In this meditation, I close my eyes and picture myself somewhere else. It can vary depending on what I feel like I need that day. The beach on a moonlit night, a cedar forest, my own private dojo...whatever I feel will be calming for me at the time.
I imagine myself interacting with the space. Moving in it. Smelling it. Listening to it. Sensing it. I stay there for however long I feel I need to.
Hint: This can be really useful for getting into new settings in a story, too--so it works great with starting a new writing project.
Listen to Some Theta
Binaural waves like theta waves can help the mind with a number of tasks. Theta happens to be great for meditative states, and I have it on my sound app. In fact, I’m going to start playing some for my dog too because he could use some meditation time.
In addition to helping with meditation, theta waves can spark creativity while reducing anxiety. I’m not typically an overanxious person, but sometimes the world gets to me. Sometimes even my historical research can get to me. For example, I’ll sometimes do research that involves learning about all the dangers people used to face that we no longer face in first-world countries today. Sometimes, for some reason, this makes me feel a little anxious.
Whether you believe theta waves can induce healing as they’re widely claimed to do, I can at least attest to the fact that when I put these waves on my sound app--these seemingly silent tones as the human ear cannot detect them--I feel relaxed. Maybe it’s a placebo effect, or maybe they really work...but does it matter?
If something makes you feel at ease, I say run with it so long as it’s not hurting anyone else.
When All Else Fails…
Alright, I’ll be the first to admit that sometimes even after trying these methods, I still check my email with the same level of frequent obsession that my dog reserves for looking for chipmunks.
These methods aren’t a fix-all.

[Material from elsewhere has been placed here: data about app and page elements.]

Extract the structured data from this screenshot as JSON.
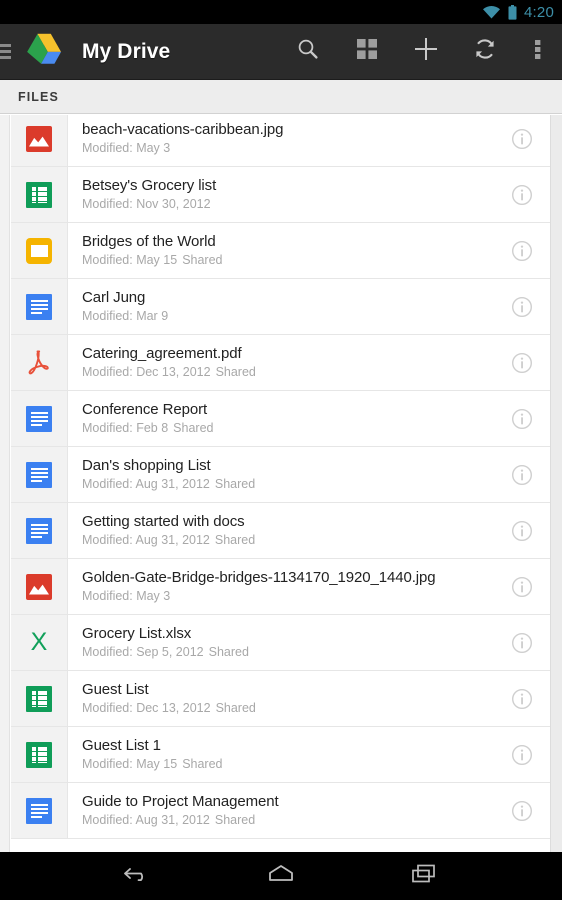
{
  "statusbar": {
    "time": "4:20",
    "wifi_icon": "wifi-icon",
    "battery_icon": "battery-icon",
    "icon_color": "#3d8fa8"
  },
  "actionbar": {
    "drawer_icon": "drawer-handle-icon",
    "logo_icon": "google-drive-logo",
    "title": "My Drive",
    "background": "#2b2b2b",
    "buttons": [
      {
        "name": "search-button",
        "icon": "search-icon"
      },
      {
        "name": "grid-view-button",
        "icon": "grid-view-icon"
      },
      {
        "name": "add-button",
        "icon": "plus-icon"
      },
      {
        "name": "refresh-button",
        "icon": "refresh-icon"
      },
      {
        "name": "overflow-button",
        "icon": "more-vertical-icon"
      }
    ]
  },
  "tabs": [
    {
      "label": "FILES",
      "selected": true
    }
  ],
  "list": {
    "modified_prefix": "Modified:",
    "shared_label": "Shared",
    "info_icon": "info-icon",
    "rows": [
      {
        "name": "beach-vacations-caribbean.jpg",
        "meta": "Modified: May 3",
        "shared": "",
        "icon": "image-file-icon",
        "type": "image"
      },
      {
        "name": "Betsey's Grocery list",
        "meta": "Modified: Nov 30, 2012",
        "shared": "",
        "icon": "spreadsheet-file-icon",
        "type": "sheet"
      },
      {
        "name": "Bridges of the World",
        "meta": "Modified: May 15",
        "shared": "Shared",
        "icon": "folder-icon",
        "type": "folder"
      },
      {
        "name": "Carl Jung",
        "meta": "Modified: Mar 9",
        "shared": "",
        "icon": "document-file-icon",
        "type": "doc"
      },
      {
        "name": "Catering_agreement.pdf",
        "meta": "Modified: Dec 13, 2012",
        "shared": "Shared",
        "icon": "pdf-file-icon",
        "type": "pdf"
      },
      {
        "name": "Conference Report",
        "meta": "Modified: Feb 8",
        "shared": "Shared",
        "icon": "document-file-icon",
        "type": "doc"
      },
      {
        "name": "Dan's shopping List",
        "meta": "Modified: Aug 31, 2012",
        "shared": "Shared",
        "icon": "document-file-icon",
        "type": "doc"
      },
      {
        "name": "Getting started with docs",
        "meta": "Modified: Aug 31, 2012",
        "shared": "Shared",
        "icon": "document-file-icon",
        "type": "doc"
      },
      {
        "name": "Golden-Gate-Bridge-bridges-1134170_1920_1440.jpg",
        "meta": "Modified: May 3",
        "shared": "",
        "icon": "image-file-icon",
        "type": "image"
      },
      {
        "name": "Grocery List.xlsx",
        "meta": "Modified: Sep 5, 2012",
        "shared": "Shared",
        "icon": "excel-file-icon",
        "type": "xls"
      },
      {
        "name": "Guest List",
        "meta": "Modified: Dec 13, 2012",
        "shared": "Shared",
        "icon": "spreadsheet-file-icon",
        "type": "sheet"
      },
      {
        "name": "Guest List 1",
        "meta": "Modified: May 15",
        "shared": "Shared",
        "icon": "spreadsheet-file-icon",
        "type": "sheet"
      },
      {
        "name": "Guide to Project Management",
        "meta": "Modified: Aug 31, 2012",
        "shared": "Shared",
        "icon": "document-file-icon",
        "type": "doc"
      }
    ]
  },
  "navbar": {
    "buttons": [
      {
        "name": "back-button",
        "icon": "back-arrow-icon"
      },
      {
        "name": "home-button",
        "icon": "home-icon"
      },
      {
        "name": "recents-button",
        "icon": "recents-icon"
      }
    ]
  },
  "colors": {
    "image_red": "#db3b2b",
    "sheet_green": "#0f9d58",
    "folder_yellow": "#f5b400",
    "doc_blue": "#3b80f1",
    "pdf_red": "#e8513a",
    "excel_green": "#11a05a"
  }
}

But they do help, and maybe you’ll end up with a new story, some personal and inexpensive gifts that say you really care, and bursts of creativity. So even if you try all of these and still feel the need to look for emails back from agents after you’ve queried them (or lit mags after you’ve submitted short fiction), hopefully these activities will help you deal with what to do while you’re expecting.
Have you tried these methods to help deal with post-submission stress? Share your story in the comments.